3 ras.beamtele.net (220.127.116.11) 3.927 ms 2.427 ms 2.337 ms
4 ras.beamtele.net (18.104.22.168) 2.888 ms 2.905 ms 3.108 ms
5 22.214.171.124.static-hyderabad.vsnl.net.in (126.96.36.199) 3.171 ms 2.532 ms 3.103 ms
6 * * *
7 * * *
8 * * *
9 if-8-1600.tcore1.pye-paris.as6453.net (188.8.131.52) 124.681 ms 125.289 ms 128.638 ms
10 if-2-2.tcore1.pvu-paris.as6453.net (184.108.40.206) 124.533 ms 123.979 ms 124.822 ms
11 xe-0-1-0.mpr1.cdg11.fr.zip.zayo.com (220.127.116.11) 121.835 ms 120.686 ms 120.923 ms
12 * * *
13 ae5.cr2.dca2.us.zip.zayo.com (18.104.22.168) 212.859 ms 206.206 ms 214.113 ms
14 xe-0-0-0.mpr1.iad6.us.zip.zayo.com (22.214.171.124) 222.660 ms 217.433 ms 218.426 ms
15 126.96.36.199.t01076-01.above.net (188.8.131.52) 208.801 ms 211.877 ms 216.963 ms
16 * * *
17 * * *
18 * * *
19 * * *
20 * * *
21 * * *
22 * * *
64 * * *
2015-06-11 3:45 am

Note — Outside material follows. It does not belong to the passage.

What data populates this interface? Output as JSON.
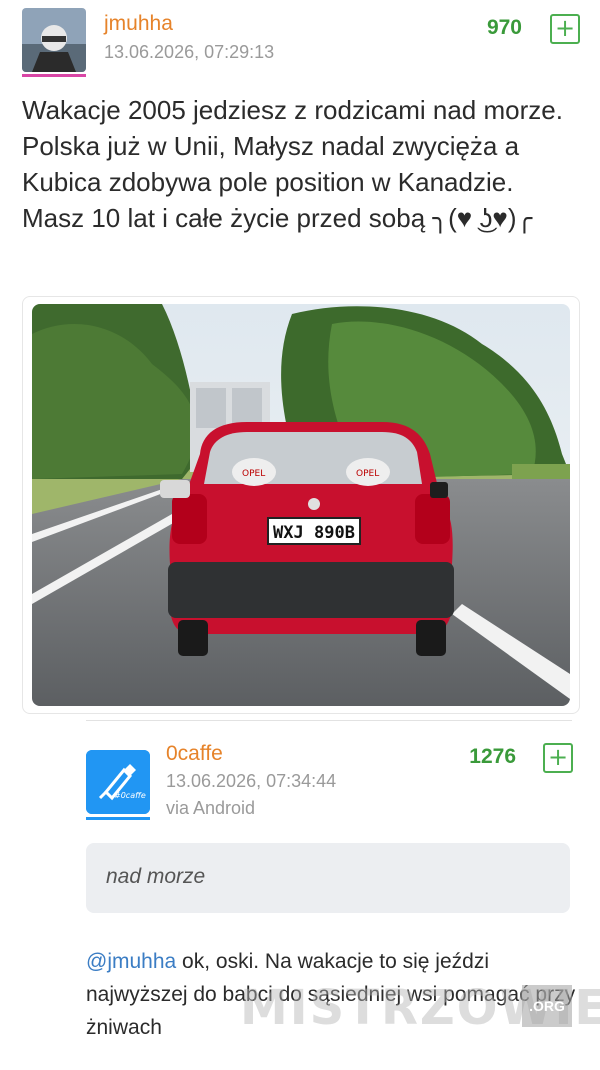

Typically, the *** is indicating a firewall preventing a return in your traceroute. However, if it's timing out repeatedly at the end, then there may be another issue at hand. If you are a customer of InMotion Hosting, please submit the traceroute to our live support team through a support ticket in order to have the issue properly investigated. Otherwise, you will need to have the issue investigated by your ISP or your host's support.
2015-06-19 4:54 pm
1 <1 ms <1 ms <1 ms 192.168.0.1
2 8 ms 8 ms 12 ms 10.98.48.1
3 60 ms 62 ms 59 ms 192.168.49.65
4 19 ms 19 ms 23 ms 10.224.253.13
5 58 ms 59 ms 59 ms 10.224.252.1
6 59 ms 58 ms 68 ms xe-4-3-3.bar1.Phoenix1.Level3.net [184.108.40.206]
7 82 ms 78 ms 92 ms ae-1-60.edge8.SanJose1.Level3.net [220.127.116.11]
8 79 ms 88 ms 98 ms ae-1-60.edge8.SanJose1.Level3.net [18.104.22.168]
9 79 ms 78 ms 87 ms 22.214.171.124
10 78 ms 78 ms 79 ms 126.96.36.199
11 97 ms 97 ms 95 ms 188.8.131.52
12 96 ms 97 ms 95 ms 184.108.40.206
13 97 ms 97 ms 96 ms 220.127.116.11
This is my traceroute to a game server thats in portland oregon (I live in Idaho) what can I do to get my ISP to put me on a priority line because it hasn't always been like this... they keep telling me they have no control over their own routing.
2015-06-22 3:02 pm
Thank you for contacting us. Once your ISP leaves the Data Center they are essentially at the mercy of the backbone they are using, since there are a limited amount of lines connecting some areas.
A better approach may be to perform a traceroute at the time you are experiencing issues. This will provide specific evidence that you can forward to your ISP.
They should then be able to contact their backbone provider and address the route problem.